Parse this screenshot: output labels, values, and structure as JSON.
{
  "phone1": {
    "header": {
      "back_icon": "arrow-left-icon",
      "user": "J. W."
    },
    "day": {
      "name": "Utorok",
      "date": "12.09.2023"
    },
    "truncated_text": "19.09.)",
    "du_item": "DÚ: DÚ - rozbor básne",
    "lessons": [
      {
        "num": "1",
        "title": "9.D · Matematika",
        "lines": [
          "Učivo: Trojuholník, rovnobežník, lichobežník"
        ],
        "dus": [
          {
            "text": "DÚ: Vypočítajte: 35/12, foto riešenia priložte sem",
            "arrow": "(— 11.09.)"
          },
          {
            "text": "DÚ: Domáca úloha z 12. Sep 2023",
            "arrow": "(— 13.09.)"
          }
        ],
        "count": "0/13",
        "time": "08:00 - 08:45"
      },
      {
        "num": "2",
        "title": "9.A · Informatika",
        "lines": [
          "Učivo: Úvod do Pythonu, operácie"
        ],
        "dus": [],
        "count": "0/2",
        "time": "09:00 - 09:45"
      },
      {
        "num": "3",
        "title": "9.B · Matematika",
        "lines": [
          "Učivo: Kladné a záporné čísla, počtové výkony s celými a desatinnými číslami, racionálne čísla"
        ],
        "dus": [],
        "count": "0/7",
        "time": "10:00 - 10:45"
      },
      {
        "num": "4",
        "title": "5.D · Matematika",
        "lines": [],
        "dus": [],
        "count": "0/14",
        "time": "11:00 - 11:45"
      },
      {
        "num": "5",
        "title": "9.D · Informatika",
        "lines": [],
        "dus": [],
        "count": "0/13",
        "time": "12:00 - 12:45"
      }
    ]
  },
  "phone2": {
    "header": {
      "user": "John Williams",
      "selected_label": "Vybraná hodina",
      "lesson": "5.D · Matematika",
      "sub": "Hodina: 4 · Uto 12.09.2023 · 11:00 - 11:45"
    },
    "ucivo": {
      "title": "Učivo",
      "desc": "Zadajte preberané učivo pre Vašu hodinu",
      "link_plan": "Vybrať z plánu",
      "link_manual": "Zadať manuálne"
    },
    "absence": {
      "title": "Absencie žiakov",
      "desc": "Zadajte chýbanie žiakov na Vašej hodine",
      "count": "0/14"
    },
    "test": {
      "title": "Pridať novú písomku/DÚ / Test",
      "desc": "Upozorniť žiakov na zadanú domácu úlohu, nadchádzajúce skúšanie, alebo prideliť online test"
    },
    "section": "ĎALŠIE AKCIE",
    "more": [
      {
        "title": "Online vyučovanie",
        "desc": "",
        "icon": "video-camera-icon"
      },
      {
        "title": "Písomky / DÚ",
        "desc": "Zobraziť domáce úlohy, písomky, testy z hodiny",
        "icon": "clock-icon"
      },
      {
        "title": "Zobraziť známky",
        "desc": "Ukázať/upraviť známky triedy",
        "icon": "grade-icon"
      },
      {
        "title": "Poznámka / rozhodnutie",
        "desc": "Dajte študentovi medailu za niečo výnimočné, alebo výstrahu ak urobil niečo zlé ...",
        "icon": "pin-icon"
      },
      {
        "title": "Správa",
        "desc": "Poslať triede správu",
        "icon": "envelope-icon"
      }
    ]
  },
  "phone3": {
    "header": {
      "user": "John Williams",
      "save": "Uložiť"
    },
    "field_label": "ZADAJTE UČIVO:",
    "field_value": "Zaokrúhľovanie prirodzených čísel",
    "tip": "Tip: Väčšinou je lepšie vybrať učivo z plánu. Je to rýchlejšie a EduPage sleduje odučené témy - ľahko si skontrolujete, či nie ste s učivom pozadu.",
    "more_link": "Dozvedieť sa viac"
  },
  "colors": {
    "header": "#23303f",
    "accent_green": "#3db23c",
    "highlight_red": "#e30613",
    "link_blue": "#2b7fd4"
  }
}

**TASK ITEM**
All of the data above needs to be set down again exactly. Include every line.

**SOLVED PROBLEM**
Parse this screenshot: output labels, values, and structure as JSON.
{
  "phone1": {
    "header": {
      "back_icon": "arrow-left-icon",
      "user": "J. W."
    },
    "day": {
      "name": "Utorok",
      "date": "12.09.2023"
    },
    "truncated_text": "19.09.)",
    "du_item": "DÚ: DÚ - rozbor básne",
    "lessons": [
      {
        "num": "1",
        "title": "9.D · Matematika",
        "lines": [
          "Učivo: Trojuholník, rovnobežník, lichobežník"
        ],
        "dus": [
          {
            "text": "DÚ: Vypočítajte: 35/12, foto riešenia priložte sem",
            "arrow": "(— 11.09.)"
          },
          {
            "text": "DÚ: Domáca úloha z 12. Sep 2023",
            "arrow": "(— 13.09.)"
          }
        ],
        "count": "0/13",
        "time": "08:00 - 08:45"
      },
      {
        "num": "2",
        "title": "9.A · Informatika",
        "lines": [
          "Učivo: Úvod do Pythonu, operácie"
        ],
        "dus": [],
        "count": "0/2",
        "time": "09:00 - 09:45"
      },
      {
        "num": "3",
        "title": "9.B · Matematika",
        "lines": [
          "Učivo: Kladné a záporné čísla, počtové výkony s celými a desatinnými číslami, racionálne čísla"
        ],
        "dus": [],
        "count": "0/7",
        "time": "10:00 - 10:45"
      },
      {
        "num": "4",
        "title": "5.D · Matematika",
        "lines": [],
        "dus": [],
        "count": "0/14",
        "time": "11:00 - 11:45"
      },
      {
        "num": "5",
        "title": "9.D · Informatika",
        "lines": [],
        "dus": [],
        "count": "0/13",
        "time": "12:00 - 12:45"
      }
    ]
  },
  "phone2": {
    "header": {
      "user": "John Williams",
      "selected_label": "Vybraná hodina",
      "lesson": "5.D · Matematika",
      "sub": "Hodina: 4 · Uto 12.09.2023 · 11:00 - 11:45"
    },
    "ucivo": {
      "title": "Učivo",
      "desc": "Zadajte preberané učivo pre Vašu hodinu",
      "link_plan": "Vybrať z plánu",
      "link_manual": "Zadať manuálne"
    },
    "absence": {
      "title": "Absencie žiakov",
      "desc": "Zadajte chýbanie žiakov na Vašej hodine",
      "count": "0/14"
    },
    "test": {
      "title": "Pridať novú písomku/DÚ / Test",
      "desc": "Upozorniť žiakov na zadanú domácu úlohu, nadchádzajúce skúšanie, alebo prideliť online test"
    },
    "section": "ĎALŠIE AKCIE",
    "more": [
      {
        "title": "Online vyučovanie",
        "desc": "",
        "icon": "video-camera-icon"
      },
      {
        "title": "Písomky / DÚ",
        "desc": "Zobraziť domáce úlohy, písomky, testy z hodiny",
        "icon": "clock-icon"
      },
      {
        "title": "Zobraziť známky",
        "desc": "Ukázať/upraviť známky triedy",
        "icon": "grade-icon"
      },
      {
        "title": "Poznámka / rozhodnutie",
        "desc": "Dajte študentovi medailu za niečo výnimočné, alebo výstrahu ak urobil niečo zlé ...",
        "icon": "pin-icon"
      },
      {
        "title": "Správa",
        "desc": "Poslať triede správu",
        "icon": "envelope-icon"
      }
    ]
  },
  "phone3": {
    "header": {
      "user": "John Williams",
      "save": "Uložiť"
    },
    "field_label": "ZADAJTE UČIVO:",
    "field_value": "Zaokrúhľovanie prirodzených čísel",
    "tip": "Tip: Väčšinou je lepšie vybrať učivo z plánu. Je to rýchlejšie a EduPage sleduje odučené témy - ľahko si skontrolujete, či nie ste s učivom pozadu.",
    "more_link": "Dozvedieť sa viac"
  },
  "colors": {
    "header": "#23303f",
    "accent_green": "#3db23c",
    "highlight_red": "#e30613",
    "link_blue": "#2b7fd4"
  }
}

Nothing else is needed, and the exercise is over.